Graduate students in the MIT/WHOI Joint Program practice deploying a Spray glider. A Spray glider, a sensor-equipped autonomous underwater vehicle, was recently deployed to the Gulf of Mexico to gather data involving the Deepwater Horizon oil spill.
WHOI Senior Scientist Breck Owens, who developed the Spray glider along with Russ Davis of the Scripps Institution of Oceanography, reports that according to the newly gathered data, a recently formed eddy appears to be blocking much of the spilled oil from entering the Gulf's Loop Current. This is, at least for now, good news for Florida's Gulf- and east coasts, as well as the east coast of the United States--all of which are adjacent to the Loop Current and the Gulf Stream into which it feeds. However, Owens emphasizes, significant amounts of oil continue to plague the coastlines of Louisiana, Mississippi, and Alabama.
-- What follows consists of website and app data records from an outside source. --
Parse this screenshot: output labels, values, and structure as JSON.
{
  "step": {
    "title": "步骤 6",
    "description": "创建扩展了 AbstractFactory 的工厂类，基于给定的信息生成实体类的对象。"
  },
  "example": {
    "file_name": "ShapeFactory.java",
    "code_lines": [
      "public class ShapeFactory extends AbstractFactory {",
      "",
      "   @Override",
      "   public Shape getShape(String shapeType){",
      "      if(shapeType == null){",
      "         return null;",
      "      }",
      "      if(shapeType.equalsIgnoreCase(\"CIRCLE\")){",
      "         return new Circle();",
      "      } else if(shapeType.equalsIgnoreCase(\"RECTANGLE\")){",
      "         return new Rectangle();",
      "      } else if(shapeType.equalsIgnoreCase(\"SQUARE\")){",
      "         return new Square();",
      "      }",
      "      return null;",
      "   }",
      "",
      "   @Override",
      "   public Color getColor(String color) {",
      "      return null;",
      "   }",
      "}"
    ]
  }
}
The glider, which was launched in conjunction with two Navy gliders, has not yet found any evidence of oil in the 240-mile-wide eddy, said Owens, who communicates with the spray by email. The autonomous vehicle is remotely controlled via the Iridium communications satellite system. The Spray glider was named for the boat on which Joshua Slocum first circumnavigated Earth. Follow its path in the Gulf here.(Photo by Photo by Derya Akkaynak)